For a variety of (very good) reasons this group opted not to express their form of worker ownership as a cooperative corporation or limited cooperative association, but rather as a public benefit corporation. This meant hybridizing the corporate structure to provide for one-worker, one-vote governance, and profit allocation based on patronage. We have designed and structured countless “hybrid” corporate and LLC entities to operate on a cooperative basis. This PBC in fact has more democratic governance and labor-based economics than many cooperatives we have seen. All the while, this client knew they may want to bring on outside capital.
This PBC put strict eligibility qualifications on its voting common stock. They can only be held by full-time employee workers of the business. There is a minimum tenure requirement to become an owner. The common stock price is fixed at a $1.00 par value. Only one share can be held by a worker. If a worker resigns or is terminated, their share must be sold back and repurchased by the Company.

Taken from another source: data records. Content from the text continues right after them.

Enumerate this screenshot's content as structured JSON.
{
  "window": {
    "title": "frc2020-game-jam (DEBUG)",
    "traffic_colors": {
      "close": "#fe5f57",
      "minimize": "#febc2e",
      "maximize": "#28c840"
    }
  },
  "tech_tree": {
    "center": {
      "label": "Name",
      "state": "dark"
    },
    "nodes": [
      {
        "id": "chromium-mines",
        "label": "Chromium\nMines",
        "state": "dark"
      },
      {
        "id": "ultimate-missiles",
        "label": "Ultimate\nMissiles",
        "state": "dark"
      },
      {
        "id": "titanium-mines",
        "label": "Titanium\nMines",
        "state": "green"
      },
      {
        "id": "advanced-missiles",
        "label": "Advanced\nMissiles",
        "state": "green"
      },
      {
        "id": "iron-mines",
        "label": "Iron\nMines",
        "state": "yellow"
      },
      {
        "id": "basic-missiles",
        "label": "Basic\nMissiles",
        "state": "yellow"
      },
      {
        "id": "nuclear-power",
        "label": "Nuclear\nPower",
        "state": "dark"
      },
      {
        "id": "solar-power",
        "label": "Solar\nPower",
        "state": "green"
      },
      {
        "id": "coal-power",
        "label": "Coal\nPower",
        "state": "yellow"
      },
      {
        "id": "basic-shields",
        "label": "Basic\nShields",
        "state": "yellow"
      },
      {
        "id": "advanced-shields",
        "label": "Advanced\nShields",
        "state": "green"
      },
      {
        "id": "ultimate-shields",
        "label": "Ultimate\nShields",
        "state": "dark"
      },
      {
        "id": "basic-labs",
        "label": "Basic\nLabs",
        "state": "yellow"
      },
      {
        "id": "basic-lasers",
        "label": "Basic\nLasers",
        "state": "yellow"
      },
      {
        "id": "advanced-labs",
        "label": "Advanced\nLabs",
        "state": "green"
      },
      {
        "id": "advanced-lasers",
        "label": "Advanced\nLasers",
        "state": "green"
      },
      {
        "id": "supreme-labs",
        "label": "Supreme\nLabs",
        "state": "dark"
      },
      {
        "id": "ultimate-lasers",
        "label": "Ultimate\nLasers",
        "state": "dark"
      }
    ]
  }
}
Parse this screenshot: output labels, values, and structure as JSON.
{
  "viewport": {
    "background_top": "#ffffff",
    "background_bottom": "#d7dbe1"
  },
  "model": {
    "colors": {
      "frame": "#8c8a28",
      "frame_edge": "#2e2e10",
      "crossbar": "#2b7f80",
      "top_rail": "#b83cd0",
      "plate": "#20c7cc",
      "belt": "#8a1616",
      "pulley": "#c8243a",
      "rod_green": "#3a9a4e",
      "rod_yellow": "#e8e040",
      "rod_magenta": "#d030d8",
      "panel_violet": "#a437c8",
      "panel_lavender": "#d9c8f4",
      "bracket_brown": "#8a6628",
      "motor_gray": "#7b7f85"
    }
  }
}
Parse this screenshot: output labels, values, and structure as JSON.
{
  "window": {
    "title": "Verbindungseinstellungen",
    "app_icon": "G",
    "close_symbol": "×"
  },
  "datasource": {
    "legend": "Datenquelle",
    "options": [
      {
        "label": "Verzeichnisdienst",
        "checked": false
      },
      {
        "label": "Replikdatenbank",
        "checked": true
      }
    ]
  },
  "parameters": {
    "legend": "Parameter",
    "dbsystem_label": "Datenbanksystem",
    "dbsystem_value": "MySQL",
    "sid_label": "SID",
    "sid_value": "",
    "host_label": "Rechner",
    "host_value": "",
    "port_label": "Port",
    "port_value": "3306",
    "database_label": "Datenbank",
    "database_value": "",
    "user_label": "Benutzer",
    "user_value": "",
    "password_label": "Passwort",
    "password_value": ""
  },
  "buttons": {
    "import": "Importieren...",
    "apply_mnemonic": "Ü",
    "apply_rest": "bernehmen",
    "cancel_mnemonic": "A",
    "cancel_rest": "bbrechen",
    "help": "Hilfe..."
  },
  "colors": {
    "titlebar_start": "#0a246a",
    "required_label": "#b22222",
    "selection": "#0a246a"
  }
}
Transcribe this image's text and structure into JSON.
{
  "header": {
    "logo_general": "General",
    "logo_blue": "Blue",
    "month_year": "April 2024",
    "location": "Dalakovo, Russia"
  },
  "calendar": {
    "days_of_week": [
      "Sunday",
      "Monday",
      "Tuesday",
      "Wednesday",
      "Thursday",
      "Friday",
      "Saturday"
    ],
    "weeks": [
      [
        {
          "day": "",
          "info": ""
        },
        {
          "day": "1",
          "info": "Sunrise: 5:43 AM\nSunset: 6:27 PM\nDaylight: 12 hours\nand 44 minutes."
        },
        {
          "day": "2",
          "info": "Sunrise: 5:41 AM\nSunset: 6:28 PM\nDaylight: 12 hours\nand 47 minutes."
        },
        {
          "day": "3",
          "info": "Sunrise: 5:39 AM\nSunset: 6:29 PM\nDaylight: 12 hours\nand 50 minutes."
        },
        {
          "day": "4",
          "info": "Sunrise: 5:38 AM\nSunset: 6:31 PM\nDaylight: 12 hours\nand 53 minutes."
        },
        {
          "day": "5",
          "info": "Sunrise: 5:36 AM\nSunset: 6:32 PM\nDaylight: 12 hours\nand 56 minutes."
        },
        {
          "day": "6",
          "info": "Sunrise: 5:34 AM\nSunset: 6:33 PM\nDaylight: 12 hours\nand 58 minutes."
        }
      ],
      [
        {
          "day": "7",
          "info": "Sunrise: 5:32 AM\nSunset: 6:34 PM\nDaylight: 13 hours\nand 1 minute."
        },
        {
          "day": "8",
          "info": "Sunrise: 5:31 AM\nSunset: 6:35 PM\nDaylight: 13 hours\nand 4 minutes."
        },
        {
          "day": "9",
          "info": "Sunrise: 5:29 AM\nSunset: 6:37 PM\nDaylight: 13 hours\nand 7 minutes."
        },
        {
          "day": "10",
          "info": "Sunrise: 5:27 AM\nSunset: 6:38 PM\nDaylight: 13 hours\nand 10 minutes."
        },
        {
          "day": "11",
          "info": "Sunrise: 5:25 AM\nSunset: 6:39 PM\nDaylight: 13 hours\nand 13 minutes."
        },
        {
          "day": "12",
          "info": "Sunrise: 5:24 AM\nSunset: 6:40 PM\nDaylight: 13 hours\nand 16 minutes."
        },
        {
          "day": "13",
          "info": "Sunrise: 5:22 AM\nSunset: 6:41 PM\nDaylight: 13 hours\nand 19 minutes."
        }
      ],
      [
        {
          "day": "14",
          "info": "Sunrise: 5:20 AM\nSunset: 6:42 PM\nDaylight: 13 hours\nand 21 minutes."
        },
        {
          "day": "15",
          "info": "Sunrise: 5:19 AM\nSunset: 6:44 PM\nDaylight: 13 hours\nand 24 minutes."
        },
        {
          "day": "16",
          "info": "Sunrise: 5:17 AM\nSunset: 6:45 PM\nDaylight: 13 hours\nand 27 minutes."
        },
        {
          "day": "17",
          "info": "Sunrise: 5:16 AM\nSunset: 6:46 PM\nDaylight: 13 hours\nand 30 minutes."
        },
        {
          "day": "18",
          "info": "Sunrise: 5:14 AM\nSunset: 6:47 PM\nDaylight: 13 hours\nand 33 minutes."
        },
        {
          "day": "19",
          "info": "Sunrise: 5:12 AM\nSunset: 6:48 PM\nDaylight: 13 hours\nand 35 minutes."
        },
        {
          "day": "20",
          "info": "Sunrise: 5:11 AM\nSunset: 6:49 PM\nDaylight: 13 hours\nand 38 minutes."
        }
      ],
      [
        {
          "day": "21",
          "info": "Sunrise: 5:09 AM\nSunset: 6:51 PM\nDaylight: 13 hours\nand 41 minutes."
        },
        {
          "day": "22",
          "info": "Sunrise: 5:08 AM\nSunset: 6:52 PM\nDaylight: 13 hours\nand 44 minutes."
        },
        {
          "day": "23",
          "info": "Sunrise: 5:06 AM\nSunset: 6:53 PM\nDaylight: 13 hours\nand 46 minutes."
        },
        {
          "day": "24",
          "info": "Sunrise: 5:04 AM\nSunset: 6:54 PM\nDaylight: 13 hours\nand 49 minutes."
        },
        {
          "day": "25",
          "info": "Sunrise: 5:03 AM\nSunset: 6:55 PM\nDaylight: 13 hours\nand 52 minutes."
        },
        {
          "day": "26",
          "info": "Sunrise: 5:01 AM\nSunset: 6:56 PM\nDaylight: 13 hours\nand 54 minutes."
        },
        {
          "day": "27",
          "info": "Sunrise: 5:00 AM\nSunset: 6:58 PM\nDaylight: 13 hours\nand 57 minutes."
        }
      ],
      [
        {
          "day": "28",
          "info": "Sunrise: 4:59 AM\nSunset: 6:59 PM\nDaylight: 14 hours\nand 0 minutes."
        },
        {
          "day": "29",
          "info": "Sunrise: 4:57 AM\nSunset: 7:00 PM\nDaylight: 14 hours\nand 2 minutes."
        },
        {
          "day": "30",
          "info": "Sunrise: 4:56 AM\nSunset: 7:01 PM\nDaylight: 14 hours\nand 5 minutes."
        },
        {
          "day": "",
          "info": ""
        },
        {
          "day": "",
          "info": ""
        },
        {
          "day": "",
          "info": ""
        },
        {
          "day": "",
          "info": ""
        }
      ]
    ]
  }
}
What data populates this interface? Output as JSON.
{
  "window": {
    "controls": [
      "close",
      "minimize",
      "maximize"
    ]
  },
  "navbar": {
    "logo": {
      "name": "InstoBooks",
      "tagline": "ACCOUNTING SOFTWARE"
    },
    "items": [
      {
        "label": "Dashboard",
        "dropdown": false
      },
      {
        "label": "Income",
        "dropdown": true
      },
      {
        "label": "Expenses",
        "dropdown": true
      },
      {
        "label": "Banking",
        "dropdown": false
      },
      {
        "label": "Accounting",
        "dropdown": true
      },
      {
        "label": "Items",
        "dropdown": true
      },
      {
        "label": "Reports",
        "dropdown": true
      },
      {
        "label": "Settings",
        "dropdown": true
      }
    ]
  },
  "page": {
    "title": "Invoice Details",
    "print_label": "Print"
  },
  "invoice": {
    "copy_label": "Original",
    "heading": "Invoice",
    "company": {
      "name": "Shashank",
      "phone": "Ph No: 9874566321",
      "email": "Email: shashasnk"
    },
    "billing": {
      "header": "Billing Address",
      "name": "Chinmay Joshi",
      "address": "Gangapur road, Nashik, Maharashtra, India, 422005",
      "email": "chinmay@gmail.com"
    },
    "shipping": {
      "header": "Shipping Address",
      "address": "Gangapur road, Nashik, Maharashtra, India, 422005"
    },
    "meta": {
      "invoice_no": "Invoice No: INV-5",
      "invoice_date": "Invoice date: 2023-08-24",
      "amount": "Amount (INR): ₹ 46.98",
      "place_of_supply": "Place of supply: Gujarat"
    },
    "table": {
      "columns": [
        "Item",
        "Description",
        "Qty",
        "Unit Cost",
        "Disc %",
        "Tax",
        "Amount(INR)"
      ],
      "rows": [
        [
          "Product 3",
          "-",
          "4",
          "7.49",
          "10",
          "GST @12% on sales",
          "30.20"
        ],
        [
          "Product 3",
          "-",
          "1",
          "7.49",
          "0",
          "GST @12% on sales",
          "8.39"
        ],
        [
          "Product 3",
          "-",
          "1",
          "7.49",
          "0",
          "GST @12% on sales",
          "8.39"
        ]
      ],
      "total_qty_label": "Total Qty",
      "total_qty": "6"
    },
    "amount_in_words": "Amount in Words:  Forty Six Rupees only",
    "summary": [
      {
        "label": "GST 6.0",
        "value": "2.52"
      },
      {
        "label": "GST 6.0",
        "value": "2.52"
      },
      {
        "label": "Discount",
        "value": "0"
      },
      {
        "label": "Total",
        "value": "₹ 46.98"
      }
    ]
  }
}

When they approached us with a term sheet from a venture capital firm, I have to admit I had my doubts that we could graft VC terms onto the democratic worker-owned PBC structure. This VC presented differently than most, however. For one, they are a strategic and “verticalized” shop; meaning they seek out and invest in companies in a specific market “vertical”, or segment. They are also a strategic investor, which means that in addition to contributing capital, they add value by making connections to other high value partners, and by offering strategic advice. This post will summarize the high points of the term sheet, which ultimately got signed. Both the VC shop and the client have consented to me writing about the deal.